Jean-Laurent Casanova (The Rockefeller University)

Jean-Laurent Casanova (The Rockefeller University)

Butler Seminar Series

Event Date/Location

January 31, 2018 -
12:00 pm to 1:00 pm
Thomas Laboratory 003


  • Picture of Jean-Laurent Casanova

    Jean-Laurent Casanova, M.D., Ph.D.

    Investigator, Howard Hughes Medical Institute Head
    St. Giles Laboratory of Human Genetics of Infectious Diseases, Senior Attending Physician
    Rockefeller University
    Howard Hughes Medical Insitute

    Dr. Casanova received his M.D. from the University of Paris Descartes in 1987 and his Ph.D. in immunology from the University of Paris Pierre and Marie Curie in 1992. After completing a residency in pediatrics and a clinical fellowship in pediatric immunology-hematology, he was appointed a professor of pediatrics at the Necker Medical School in Paris. There, with Dr. Abel, he cofounded and codirected the Laboratory of Human Genetics of Infectious Diseases in 1999. He was appointed professor at Rockefeller in 2008 and named a Howard Hughes Medical Institute investigator in 2014.


Toward a genetic theory of childhood infectious diseases

The hypothesis that inborn errors of immunity underlie infectious diseases is gaining experimental support. However, the apparent modes of inheritance of predisposition or resistance differ considerably between diseases and between studies. A coherent genetic architecture of infectious diseases is lacking. We suggest here that life-threatening infectious diseases in childhood, occurring in the course of primary infection, result mostly from individually rare but collectively diverse single-gene variations of variable clinical penetrance, whereas the genetic component of predisposition to secondary or reactivation infections in adults is more complex. This model is consistent with (i) the high incidence of most infectious diseases in early childhood, followed by a steady decline, (ii) theoretical modeling of the impact of monogenic or polygenic predisposition on the incidence distribution of infectious diseases before reproductive age, (iii) available molecular evidence from both monogenic and complex genetics of infectious diseases in children and adults, (iv) current knowledge of immunity to primary and secondary or latent infections, (v) the state of the art in the clinical genetics of non-infectious pediatric and adult diseases, and (vi) evolutionary data for the genes underlying single-gene and complex disease risk. With the recent advent of new-generation deep resequencing, this model of single-gene variations underlying severe pediatric infectious diseases is experimentally testable.
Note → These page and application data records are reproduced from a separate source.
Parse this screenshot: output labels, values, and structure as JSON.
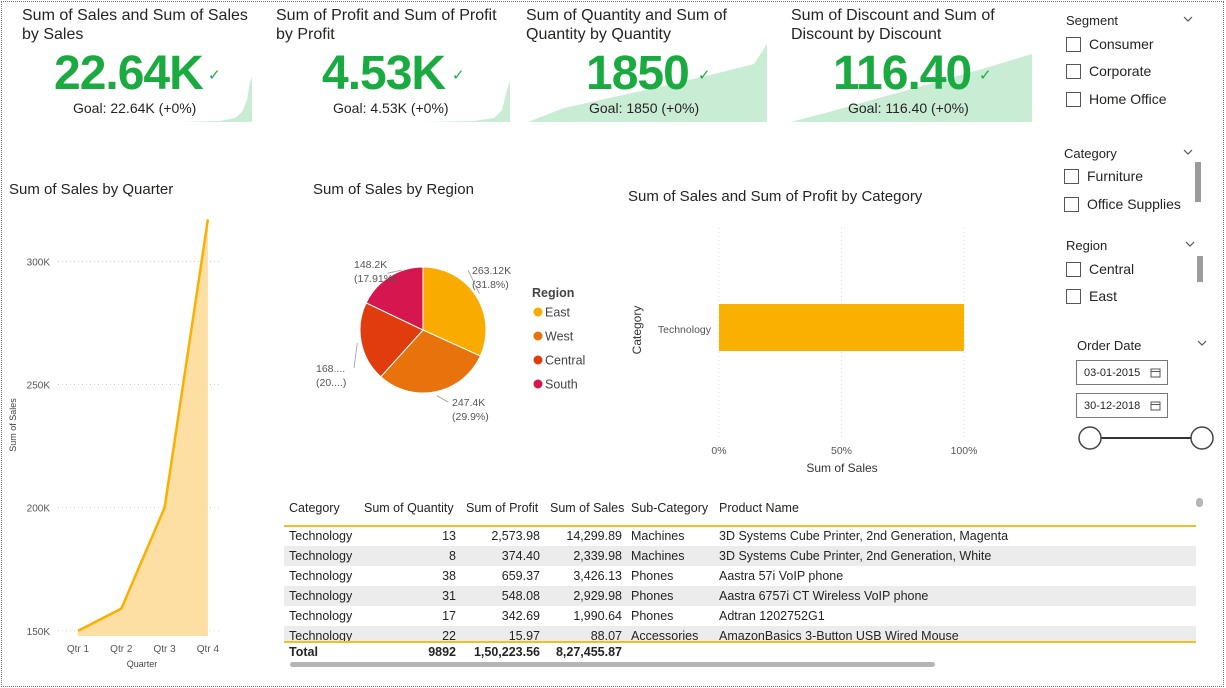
{
  "kpis": [
    {
      "title_line1": "Sum of Sales and Sum of Sales",
      "title_line2": "by Sales",
      "value": "22.64K",
      "goal": "Goal: 22.64K (+0%)"
    },
    {
      "title_line1": "Sum of Profit and Sum of Profit",
      "title_line2": "by Profit",
      "value": "4.53K",
      "goal": "Goal: 4.53K (+0%)"
    },
    {
      "title_line1": "Sum of Quantity and Sum of",
      "title_line2": "Quantity by Quantity",
      "value": "1850",
      "goal": "Goal: 1850 (+0%)"
    },
    {
      "title_line1": "Sum of Discount and Sum of",
      "title_line2": "Discount by Discount",
      "value": "116.40",
      "goal": "Goal: 116.40 (+0%)"
    }
  ],
  "colors": {
    "kpi_green": "#1aab40",
    "spark_fill": "#c9ecd4",
    "area_fill": "#fddc9a",
    "area_line": "#f9b000",
    "bar": "#f9b000",
    "table_accent": "#f0c020"
  },
  "slicers": {
    "segment": {
      "title": "Segment",
      "items": [
        "Consumer",
        "Corporate",
        "Home Office"
      ]
    },
    "category": {
      "title": "Category",
      "items": [
        "Furniture",
        "Office Supplies"
      ]
    },
    "region": {
      "title": "Region",
      "items": [
        "Central",
        "East"
      ]
    },
    "order_date": {
      "title": "Order Date",
      "start": "03-01-2015",
      "end": "30-12-2018"
    }
  },
  "chart_data": [
    {
      "type": "area",
      "title": "Sum of Sales by Quarter",
      "xlabel": "Quarter",
      "ylabel": "Sum of Sales",
      "categories": [
        "Qtr 1",
        "Qtr 2",
        "Qtr 3",
        "Qtr 4"
      ],
      "values": [
        150000,
        159000,
        200000,
        317000
      ],
      "yticks": [
        150000,
        200000,
        250000,
        300000
      ],
      "ytick_labels": [
        "150K",
        "200K",
        "250K",
        "300K"
      ],
      "ylim": [
        141000,
        318000
      ],
      "grid": true
    },
    {
      "type": "pie",
      "title": "Sum of Sales by Region",
      "legend_title": "Region",
      "legend_position": "right",
      "slices": [
        {
          "name": "East",
          "value": 263.12,
          "label": "263.12K",
          "pct_label": "(31.8%)",
          "color": "#f9ab00"
        },
        {
          "name": "West",
          "value": 247.4,
          "label": "247.4K",
          "pct_label": "(29.9%)",
          "color": "#e8720c"
        },
        {
          "name": "Central",
          "value": 168.8,
          "label": "168....",
          "pct_label": "(20....)",
          "color": "#e03c0e"
        },
        {
          "name": "South",
          "value": 148.2,
          "label": "148.2K",
          "pct_label": "(17.91%)",
          "color": "#d6164f"
        }
      ]
    },
    {
      "type": "bar",
      "title": "Sum of Sales and Sum of Profit by Category",
      "xlabel": "Sum of Sales",
      "ylabel": "Category",
      "categories": [
        "Technology"
      ],
      "values": [
        1.0
      ],
      "xticks": [
        "0%",
        "50%",
        "100%"
      ],
      "xlim": [
        0,
        1
      ]
    }
  ],
  "table": {
    "headers": [
      "Category",
      "Sum of Quantity",
      "Sum of Profit",
      "Sum of Sales",
      "Sub-Category",
      "Product Name"
    ],
    "rows": [
      [
        "Technology",
        "13",
        "2,573.98",
        "14,299.89",
        "Machines",
        "3D Systems Cube Printer, 2nd Generation, Magenta"
      ],
      [
        "Technology",
        "8",
        "374.40",
        "2,339.98",
        "Machines",
        "3D Systems Cube Printer, 2nd Generation, White"
      ],
      [
        "Technology",
        "38",
        "659.37",
        "3,426.13",
        "Phones",
        "Aastra 57i VoIP phone"
      ],
      [
        "Technology",
        "31",
        "548.08",
        "2,929.98",
        "Phones",
        "Aastra 6757i CT Wireless VoIP phone"
      ],
      [
        "Technology",
        "17",
        "342.69",
        "1,990.64",
        "Phones",
        "Adtran 1202752G1"
      ],
      [
        "Technology",
        "22",
        "15.97",
        "88.07",
        "Accessories",
        "AmazonBasics 3-Button USB Wired Mouse"
      ]
    ],
    "total": {
      "label": "Total",
      "quantity": "9892",
      "profit": "1,50,223.56",
      "sales": "8,27,455.87"
    }
  }
}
Free and open to the university community and the public.


Alex Ploss, Department of Molecular Biology